— MATERIAL PROVIDED —
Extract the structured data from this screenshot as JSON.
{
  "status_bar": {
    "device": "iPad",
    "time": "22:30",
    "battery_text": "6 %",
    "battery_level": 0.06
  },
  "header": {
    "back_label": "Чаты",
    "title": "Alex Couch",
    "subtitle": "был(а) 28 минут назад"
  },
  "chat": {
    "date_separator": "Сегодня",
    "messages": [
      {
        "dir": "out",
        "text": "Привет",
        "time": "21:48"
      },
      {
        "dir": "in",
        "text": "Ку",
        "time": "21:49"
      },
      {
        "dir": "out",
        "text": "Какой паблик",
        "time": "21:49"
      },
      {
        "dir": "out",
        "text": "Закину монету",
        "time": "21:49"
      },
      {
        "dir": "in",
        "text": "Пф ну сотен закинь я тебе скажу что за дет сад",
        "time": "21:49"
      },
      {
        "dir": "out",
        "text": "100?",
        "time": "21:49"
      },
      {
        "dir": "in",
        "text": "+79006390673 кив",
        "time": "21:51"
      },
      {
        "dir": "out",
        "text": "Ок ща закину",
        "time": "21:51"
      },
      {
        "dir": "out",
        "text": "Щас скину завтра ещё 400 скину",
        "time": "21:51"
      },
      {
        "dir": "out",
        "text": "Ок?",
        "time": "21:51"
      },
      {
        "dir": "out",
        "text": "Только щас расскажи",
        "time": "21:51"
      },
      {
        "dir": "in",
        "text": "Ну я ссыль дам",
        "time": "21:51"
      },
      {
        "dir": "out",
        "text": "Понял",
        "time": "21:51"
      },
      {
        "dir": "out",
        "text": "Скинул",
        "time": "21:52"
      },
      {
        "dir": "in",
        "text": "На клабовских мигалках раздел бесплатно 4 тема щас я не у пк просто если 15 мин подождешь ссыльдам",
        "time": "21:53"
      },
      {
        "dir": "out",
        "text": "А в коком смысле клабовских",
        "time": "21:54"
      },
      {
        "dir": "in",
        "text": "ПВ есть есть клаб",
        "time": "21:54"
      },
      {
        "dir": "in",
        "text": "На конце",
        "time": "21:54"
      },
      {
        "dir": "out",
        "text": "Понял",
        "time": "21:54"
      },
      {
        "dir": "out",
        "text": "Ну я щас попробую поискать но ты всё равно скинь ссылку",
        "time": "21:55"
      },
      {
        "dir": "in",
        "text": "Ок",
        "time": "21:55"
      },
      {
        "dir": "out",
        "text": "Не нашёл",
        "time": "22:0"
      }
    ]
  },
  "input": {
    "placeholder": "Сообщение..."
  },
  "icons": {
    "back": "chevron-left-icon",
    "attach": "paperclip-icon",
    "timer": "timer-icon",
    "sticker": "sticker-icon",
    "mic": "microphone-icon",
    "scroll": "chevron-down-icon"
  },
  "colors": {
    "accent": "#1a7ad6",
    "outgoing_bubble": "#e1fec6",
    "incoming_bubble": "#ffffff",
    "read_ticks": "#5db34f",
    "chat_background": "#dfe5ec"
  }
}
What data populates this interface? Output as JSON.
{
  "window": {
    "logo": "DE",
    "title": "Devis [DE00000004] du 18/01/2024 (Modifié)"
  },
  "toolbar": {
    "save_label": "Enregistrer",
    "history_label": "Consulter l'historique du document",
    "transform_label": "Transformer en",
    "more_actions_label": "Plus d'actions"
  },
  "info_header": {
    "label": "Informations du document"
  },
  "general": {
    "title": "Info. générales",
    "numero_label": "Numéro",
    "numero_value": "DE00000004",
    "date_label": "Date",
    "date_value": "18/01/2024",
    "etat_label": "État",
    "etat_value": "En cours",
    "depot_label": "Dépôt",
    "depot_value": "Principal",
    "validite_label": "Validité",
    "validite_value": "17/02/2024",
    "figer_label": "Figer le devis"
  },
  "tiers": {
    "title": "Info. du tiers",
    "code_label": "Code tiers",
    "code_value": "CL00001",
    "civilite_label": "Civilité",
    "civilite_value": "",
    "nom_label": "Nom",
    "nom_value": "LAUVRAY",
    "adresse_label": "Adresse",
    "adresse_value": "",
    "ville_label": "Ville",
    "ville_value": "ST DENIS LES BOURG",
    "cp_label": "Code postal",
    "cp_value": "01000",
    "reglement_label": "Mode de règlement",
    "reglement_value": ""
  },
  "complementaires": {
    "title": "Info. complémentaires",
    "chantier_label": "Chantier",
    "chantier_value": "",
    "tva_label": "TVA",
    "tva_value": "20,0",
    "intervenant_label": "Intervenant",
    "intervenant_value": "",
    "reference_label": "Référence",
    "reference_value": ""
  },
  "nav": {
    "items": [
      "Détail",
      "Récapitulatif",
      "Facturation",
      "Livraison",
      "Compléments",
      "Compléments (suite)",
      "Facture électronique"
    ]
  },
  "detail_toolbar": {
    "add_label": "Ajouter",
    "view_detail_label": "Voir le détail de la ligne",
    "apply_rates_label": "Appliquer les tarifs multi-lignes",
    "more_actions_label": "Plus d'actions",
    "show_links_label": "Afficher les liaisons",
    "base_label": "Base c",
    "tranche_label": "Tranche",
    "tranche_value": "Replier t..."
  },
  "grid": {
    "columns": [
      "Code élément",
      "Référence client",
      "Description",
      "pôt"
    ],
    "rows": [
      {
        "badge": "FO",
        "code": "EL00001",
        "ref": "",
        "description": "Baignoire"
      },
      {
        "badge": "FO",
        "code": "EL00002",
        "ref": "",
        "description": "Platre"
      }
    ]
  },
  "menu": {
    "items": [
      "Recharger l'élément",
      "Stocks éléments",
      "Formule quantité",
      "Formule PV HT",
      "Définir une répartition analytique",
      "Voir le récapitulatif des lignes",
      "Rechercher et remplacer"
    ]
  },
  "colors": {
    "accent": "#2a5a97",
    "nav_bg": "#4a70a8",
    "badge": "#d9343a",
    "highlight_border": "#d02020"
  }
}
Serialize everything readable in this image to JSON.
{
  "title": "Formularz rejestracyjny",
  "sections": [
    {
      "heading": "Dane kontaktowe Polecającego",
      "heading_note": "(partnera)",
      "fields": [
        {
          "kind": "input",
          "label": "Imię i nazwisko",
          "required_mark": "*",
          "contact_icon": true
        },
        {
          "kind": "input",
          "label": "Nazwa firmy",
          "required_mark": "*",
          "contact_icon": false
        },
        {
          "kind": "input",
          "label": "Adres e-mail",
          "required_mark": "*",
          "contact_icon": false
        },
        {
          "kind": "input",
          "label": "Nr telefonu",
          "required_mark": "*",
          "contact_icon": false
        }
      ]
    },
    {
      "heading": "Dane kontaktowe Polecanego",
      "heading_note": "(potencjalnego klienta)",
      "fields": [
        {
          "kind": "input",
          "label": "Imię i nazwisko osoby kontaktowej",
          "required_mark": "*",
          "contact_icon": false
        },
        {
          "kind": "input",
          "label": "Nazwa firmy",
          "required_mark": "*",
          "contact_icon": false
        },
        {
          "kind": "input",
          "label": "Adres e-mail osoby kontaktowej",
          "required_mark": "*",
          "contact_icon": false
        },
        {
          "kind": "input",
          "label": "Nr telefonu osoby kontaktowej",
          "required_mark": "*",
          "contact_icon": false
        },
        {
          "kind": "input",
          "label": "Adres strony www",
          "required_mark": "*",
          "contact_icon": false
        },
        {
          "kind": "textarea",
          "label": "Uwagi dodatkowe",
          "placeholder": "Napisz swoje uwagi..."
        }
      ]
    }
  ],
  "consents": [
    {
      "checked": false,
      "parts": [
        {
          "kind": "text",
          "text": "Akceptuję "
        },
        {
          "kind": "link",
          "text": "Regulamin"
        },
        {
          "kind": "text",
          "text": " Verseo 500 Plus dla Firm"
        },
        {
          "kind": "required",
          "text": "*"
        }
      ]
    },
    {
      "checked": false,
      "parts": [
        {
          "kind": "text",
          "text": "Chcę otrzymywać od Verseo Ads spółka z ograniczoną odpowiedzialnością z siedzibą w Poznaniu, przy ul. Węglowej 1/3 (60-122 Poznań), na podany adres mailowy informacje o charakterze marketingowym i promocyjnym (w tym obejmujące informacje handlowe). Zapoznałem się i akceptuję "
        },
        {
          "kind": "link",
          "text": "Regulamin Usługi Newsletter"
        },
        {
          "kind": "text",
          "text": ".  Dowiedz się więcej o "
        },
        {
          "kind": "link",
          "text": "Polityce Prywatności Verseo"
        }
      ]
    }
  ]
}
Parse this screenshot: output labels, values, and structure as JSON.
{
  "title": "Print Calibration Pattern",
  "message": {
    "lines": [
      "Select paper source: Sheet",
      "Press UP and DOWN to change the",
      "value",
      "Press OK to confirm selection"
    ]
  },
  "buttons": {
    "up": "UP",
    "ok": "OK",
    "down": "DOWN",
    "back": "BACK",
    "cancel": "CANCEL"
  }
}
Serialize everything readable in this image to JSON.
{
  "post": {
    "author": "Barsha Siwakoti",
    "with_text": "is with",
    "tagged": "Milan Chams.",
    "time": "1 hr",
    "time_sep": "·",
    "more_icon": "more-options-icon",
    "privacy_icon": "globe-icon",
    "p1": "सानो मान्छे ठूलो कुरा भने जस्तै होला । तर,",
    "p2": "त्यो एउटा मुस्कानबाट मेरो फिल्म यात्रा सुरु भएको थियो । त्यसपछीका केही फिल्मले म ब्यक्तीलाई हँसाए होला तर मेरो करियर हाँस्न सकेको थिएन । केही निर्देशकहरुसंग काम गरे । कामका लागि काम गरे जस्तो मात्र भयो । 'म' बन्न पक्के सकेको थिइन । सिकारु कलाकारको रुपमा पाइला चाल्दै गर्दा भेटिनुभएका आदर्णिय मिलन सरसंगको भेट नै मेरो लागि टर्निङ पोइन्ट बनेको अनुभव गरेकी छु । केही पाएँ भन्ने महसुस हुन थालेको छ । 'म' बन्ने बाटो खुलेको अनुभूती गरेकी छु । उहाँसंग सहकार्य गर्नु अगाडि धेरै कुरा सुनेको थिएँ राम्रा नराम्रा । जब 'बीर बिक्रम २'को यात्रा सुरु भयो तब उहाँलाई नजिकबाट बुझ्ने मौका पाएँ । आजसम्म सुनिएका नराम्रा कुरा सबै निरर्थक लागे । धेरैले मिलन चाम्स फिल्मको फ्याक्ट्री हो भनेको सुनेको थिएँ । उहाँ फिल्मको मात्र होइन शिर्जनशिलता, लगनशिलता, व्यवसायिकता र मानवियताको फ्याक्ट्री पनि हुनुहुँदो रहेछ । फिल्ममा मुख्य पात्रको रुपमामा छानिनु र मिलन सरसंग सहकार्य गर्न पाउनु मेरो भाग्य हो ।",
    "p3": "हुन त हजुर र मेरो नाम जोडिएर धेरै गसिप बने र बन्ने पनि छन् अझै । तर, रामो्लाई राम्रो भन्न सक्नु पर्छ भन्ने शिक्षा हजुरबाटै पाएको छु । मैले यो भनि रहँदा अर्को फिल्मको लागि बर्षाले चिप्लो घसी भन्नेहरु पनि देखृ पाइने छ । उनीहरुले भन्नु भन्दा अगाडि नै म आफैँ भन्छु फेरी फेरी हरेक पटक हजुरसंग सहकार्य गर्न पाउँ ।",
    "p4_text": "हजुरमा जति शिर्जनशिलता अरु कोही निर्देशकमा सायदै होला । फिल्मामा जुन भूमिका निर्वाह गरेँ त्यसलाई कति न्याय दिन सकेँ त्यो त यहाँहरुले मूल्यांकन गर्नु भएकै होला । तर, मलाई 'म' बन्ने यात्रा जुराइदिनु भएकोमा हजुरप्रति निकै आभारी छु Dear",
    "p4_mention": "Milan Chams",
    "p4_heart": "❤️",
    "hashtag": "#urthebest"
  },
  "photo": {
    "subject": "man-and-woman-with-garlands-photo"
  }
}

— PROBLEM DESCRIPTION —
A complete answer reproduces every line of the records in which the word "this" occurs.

— RESPONSE AREA —
Extract the structured data from this screenshot as JSON.
What data populates this interface? Output as JSON.
Serialize everything readable in this image to JSON.
Parse this screenshot: output labels, values, and structure as JSON.
Serialize everything readable in this image to JSON.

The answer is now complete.